    • Jesus’ last words of this message are directed to his disciples. He uses an agricultural illustration.
      • Harvest is plentiful. There are many people to reach. In fact, there are not enough workers to do the job. Verse 36 indicates that people without spiritual leadership have problems with life—distressed and downcast. They tend to be more responsive to God’s word. Do I have compassion on these people? Jesus did. Do I give them what they need? Jesus did.
      • Pray that God will send more believers out into the ministry and help with the harvest. We can pray for more biblical Christian workers.
  9. So whats of Matthew 9.
    • Showing mercy to the helpless often uncovers a genuine willingness to consider God’s word (positive volition). Helping and showing mercy is often a way of lessening suffering and gaining a hearing for the gospel. Christian service means that believers do something for others so they might meet Jesus Christ.

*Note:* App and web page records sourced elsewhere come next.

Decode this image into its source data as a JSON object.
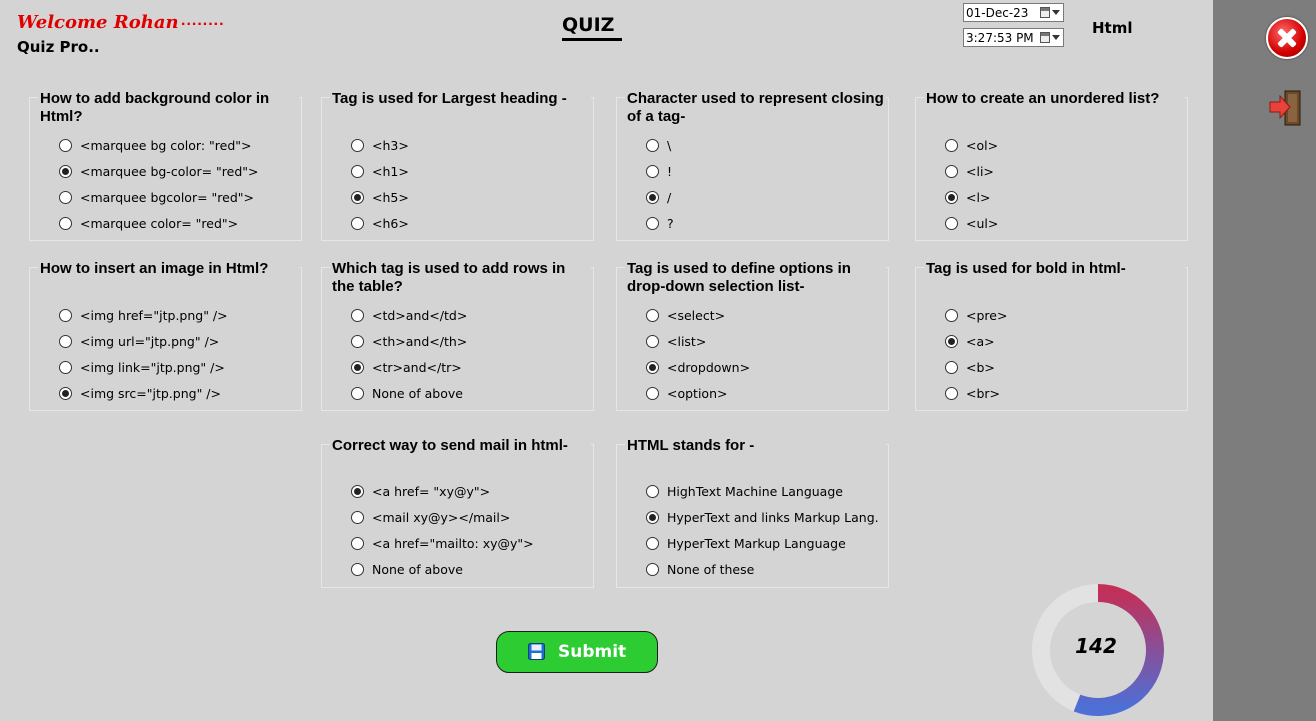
{
  "header": {
    "welcome": "Welcome Rohan",
    "dots": "........",
    "app_name": "Quiz Pro..",
    "title": "QUIZ",
    "date": "01-Dec-23",
    "time": "3:27:53 PM",
    "subject": "Html"
  },
  "questions": [
    {
      "title": "How to add background color in Html?",
      "options": [
        "<marquee bg color: \"red\">",
        "<marquee bg-color= \"red\">",
        "<marquee bgcolor= \"red\">",
        "<marquee color= \"red\">"
      ],
      "selected": 1
    },
    {
      "title": "Tag is used for Largest heading -",
      "options": [
        "<h3>",
        "<h1>",
        "<h5>",
        "<h6>"
      ],
      "selected": 2
    },
    {
      "title": "Character used to represent closing of a tag-",
      "options": [
        "\\",
        "!",
        " /",
        "?"
      ],
      "selected": 2
    },
    {
      "title": "How to create an unordered list?",
      "options": [
        "<ol>",
        "<li>",
        "<l>",
        "<ul>"
      ],
      "selected": 2
    },
    {
      "title": "How to insert an image in Html?",
      "options": [
        "<img href=\"jtp.png\" />",
        "<img url=\"jtp.png\" />",
        "<img link=\"jtp.png\" />",
        "<img src=\"jtp.png\" />"
      ],
      "selected": 3
    },
    {
      "title": "Which tag is used to add rows in the table?",
      "options": [
        "<td>and</td>",
        "<th>and</th>",
        "<tr>and</tr>",
        "None of above"
      ],
      "selected": 2
    },
    {
      "title": "Tag is used to define options in drop-down selection list-",
      "options": [
        "<select>",
        "<list>",
        "<dropdown>",
        "<option>"
      ],
      "selected": 2
    },
    {
      "title": "Tag is used for bold in html-",
      "options": [
        "<pre>",
        "<a>",
        "<b>",
        "<br>"
      ],
      "selected": 1
    },
    {
      "title": "Correct way to send mail in html-",
      "options": [
        "<a href= \"xy@y\">",
        "<mail xy@y></mail>",
        "<a href=\"mailto: xy@y\">",
        "None of above"
      ],
      "selected": 0
    },
    {
      "title": "HTML stands for -",
      "options": [
        "HighText Machine Language",
        "HyperText and links Markup Lang.",
        "HyperText Markup Language",
        "None of these"
      ],
      "selected": 1
    }
  ],
  "submit_label": "Submit",
  "timer": {
    "value": "142",
    "fraction": 0.56,
    "color_start": "#c2305a",
    "color_end": "#4d6fd6",
    "track_color": "#e2e2e2"
  },
  "icons": {
    "close": "close-icon",
    "exit": "exit-door-icon",
    "submit": "save-disk-icon",
    "calendar": "calendar-icon"
  }
}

    • Jesus forgives sins. He is God. Sin and sickness are related since the fall. Our message is that Jesus, the savior, forgives sins for those who trust him.
    • Jesus, our savior and head of the church, is true humanity, God’s spokesman, and king of creation. How do we treat him? Hebrews 4:15-16 applies his humanness for our benefit.
    • When we see God do something in our lives, what is our reaction? We can ignore it, take it for granted, disbelieve it, or say wow, awesome, and glorify him.
    • How do I treat social sinners? Am I willing to show mercy, and tell them about forgiveness through faith in Jesus Christ? Remember Matthew, the tax man.
    • Am I trying to live a patchwork life—a mixture of law and grace, faith and works, flesh and Holy Spirit? It will not work. Jesus message was not a mixture of the Pharisees’ doctrine and biblical truth.
    • How is my faith? Or, where is my faith? Do I have any? Will I trust God to answer prayer? Will I trust him to do his best?
    • Am I like those who shut off the Holy Spirit? If I quench the Holy Spirit (1 Thessalonians 5:19) or grieve the Holy Spirit (Ephesians 4:30) I am dangerously close to those who said Jesus worked in the power of Satan instead of the power of the Holy Spirit.
    • Am I willing to go and do as God directs me? Jesus did not restrict himself unless he knew the people were unwilling to hear his message.
  10. A short plan for me from Matthew 9.
    • Genuinely glory or honor God the Father and Jesus the Son when I experience his forgiveness and his answer of my prayer.
    • Follow Jesus Christ day to day by thinking biblically and taking him into account in all of my life.
    • I cannot mix the new church age doctrine with legalistic taboos, ritual, self righteousness, or placing myself under the Mosaic law. All is new.
    • I need to pray with faith. God wants to honor my faith.
    • I ought to have compassion on those without Jesus Christ. I can express this by praying for others, praying for more biblically based Christian workers, and by doing my part.